* _SUPPLIED MATERIAL_

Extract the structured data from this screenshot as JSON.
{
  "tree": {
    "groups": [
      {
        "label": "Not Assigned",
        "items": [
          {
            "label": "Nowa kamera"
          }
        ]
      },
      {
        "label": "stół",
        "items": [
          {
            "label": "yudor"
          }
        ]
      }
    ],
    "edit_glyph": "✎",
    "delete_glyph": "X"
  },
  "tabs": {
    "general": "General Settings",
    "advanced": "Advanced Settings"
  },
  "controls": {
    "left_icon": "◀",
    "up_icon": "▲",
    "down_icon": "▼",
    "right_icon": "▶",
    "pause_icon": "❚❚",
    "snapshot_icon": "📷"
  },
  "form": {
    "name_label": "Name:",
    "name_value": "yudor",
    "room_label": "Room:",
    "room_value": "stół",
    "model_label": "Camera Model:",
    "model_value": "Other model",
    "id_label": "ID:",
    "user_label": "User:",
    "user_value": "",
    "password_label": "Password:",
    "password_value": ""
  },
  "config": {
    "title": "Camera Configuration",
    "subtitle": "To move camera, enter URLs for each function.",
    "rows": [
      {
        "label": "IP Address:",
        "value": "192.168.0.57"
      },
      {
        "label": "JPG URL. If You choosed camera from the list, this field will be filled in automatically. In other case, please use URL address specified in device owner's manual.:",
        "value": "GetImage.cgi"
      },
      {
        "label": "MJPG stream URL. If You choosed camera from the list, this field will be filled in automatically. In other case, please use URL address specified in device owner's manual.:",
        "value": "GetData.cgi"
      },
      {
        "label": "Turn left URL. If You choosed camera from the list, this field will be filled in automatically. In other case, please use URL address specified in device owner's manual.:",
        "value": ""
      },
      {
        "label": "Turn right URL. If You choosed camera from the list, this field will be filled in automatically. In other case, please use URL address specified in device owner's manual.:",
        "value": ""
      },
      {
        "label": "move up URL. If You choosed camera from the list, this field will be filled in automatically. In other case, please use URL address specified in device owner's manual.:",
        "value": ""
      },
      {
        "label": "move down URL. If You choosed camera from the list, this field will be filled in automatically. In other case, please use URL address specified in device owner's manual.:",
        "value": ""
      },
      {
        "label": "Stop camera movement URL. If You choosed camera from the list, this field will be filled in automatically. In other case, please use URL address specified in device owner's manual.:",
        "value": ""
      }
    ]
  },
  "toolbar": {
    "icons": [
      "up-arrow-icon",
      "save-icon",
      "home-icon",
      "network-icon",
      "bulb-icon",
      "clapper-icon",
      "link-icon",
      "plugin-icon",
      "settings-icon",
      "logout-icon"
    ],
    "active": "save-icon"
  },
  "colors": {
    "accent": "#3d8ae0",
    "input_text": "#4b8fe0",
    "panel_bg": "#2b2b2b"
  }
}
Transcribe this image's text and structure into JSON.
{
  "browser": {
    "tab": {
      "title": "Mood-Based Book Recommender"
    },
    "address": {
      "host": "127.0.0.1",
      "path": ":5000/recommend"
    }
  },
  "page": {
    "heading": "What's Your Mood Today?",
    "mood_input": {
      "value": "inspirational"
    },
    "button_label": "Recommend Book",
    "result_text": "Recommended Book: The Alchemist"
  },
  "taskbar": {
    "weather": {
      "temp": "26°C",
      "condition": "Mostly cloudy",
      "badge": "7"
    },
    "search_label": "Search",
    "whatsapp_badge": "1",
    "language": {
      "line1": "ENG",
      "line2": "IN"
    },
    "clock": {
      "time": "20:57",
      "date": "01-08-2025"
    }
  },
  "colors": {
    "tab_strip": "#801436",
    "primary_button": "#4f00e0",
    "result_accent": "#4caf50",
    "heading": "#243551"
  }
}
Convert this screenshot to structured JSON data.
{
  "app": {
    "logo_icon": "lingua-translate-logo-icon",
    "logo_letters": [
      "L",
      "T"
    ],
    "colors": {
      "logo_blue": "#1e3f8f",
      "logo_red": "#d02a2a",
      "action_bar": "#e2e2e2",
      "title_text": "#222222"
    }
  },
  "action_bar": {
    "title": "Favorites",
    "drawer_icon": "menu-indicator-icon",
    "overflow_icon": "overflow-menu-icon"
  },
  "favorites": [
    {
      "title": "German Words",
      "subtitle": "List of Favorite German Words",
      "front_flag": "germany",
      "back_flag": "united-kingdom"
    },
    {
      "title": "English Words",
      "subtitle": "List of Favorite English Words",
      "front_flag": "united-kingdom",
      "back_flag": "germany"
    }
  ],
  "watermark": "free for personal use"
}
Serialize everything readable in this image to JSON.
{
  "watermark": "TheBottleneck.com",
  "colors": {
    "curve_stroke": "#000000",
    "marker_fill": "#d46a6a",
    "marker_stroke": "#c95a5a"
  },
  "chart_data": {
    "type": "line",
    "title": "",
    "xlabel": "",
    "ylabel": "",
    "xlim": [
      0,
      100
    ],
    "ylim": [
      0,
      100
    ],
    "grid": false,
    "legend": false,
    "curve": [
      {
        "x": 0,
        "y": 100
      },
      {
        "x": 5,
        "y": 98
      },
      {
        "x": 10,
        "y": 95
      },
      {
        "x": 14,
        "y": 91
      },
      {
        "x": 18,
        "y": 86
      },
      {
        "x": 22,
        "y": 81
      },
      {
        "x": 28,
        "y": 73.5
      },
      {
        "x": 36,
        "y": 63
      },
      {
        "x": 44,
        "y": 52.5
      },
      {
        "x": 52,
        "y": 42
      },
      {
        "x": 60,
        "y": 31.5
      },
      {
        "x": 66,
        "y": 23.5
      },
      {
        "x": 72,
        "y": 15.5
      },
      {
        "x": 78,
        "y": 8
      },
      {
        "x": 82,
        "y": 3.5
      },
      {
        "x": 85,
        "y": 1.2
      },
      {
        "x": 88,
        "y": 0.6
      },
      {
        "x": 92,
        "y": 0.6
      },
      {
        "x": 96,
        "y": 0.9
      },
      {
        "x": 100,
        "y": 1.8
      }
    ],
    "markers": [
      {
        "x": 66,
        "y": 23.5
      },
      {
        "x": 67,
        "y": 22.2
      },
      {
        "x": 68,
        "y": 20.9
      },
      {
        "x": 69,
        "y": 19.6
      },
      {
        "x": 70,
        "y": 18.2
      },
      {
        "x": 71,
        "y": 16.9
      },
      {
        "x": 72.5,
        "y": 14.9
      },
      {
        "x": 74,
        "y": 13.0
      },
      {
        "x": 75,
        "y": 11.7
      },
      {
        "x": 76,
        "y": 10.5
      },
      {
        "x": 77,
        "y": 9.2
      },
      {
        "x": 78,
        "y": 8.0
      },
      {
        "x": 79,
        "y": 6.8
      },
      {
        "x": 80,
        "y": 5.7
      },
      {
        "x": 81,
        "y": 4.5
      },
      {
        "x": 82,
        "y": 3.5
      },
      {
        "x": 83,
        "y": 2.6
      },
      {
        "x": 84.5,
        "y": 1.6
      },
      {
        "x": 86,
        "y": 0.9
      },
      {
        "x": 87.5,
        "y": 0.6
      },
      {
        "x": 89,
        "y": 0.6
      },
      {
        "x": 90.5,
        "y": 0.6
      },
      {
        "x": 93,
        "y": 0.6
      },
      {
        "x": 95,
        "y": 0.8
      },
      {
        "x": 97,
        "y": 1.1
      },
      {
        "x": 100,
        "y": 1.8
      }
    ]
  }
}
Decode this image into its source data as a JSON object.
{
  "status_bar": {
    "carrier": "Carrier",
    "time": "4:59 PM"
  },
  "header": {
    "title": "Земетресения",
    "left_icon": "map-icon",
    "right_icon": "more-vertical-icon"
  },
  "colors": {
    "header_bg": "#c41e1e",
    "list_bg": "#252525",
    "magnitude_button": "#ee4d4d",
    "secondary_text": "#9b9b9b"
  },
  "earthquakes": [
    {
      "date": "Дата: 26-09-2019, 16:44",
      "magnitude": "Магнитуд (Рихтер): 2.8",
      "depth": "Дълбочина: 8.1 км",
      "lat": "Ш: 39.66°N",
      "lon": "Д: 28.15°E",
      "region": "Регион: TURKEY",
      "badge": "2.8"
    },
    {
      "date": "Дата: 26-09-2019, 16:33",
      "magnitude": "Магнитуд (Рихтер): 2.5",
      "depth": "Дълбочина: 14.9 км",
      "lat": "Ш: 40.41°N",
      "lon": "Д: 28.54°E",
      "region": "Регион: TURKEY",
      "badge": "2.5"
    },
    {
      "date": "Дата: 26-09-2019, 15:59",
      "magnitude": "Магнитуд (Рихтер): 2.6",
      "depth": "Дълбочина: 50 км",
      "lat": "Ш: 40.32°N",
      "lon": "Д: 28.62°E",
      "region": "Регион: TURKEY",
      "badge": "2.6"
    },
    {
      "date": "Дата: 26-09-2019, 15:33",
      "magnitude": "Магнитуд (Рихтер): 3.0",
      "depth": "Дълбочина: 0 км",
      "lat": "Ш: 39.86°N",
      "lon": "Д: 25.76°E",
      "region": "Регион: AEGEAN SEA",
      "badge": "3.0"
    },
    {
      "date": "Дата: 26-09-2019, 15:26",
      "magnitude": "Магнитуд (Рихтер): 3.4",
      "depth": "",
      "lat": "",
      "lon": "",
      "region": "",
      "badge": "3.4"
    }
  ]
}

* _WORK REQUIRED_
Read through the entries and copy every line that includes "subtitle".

* _RESULT FOR THIS EXERCISE_
    "subtitle": "To move camera, enter URLs for each function.",
      "subtitle": "List of Favorite German Words",
      "subtitle": "List of Favorite English Words",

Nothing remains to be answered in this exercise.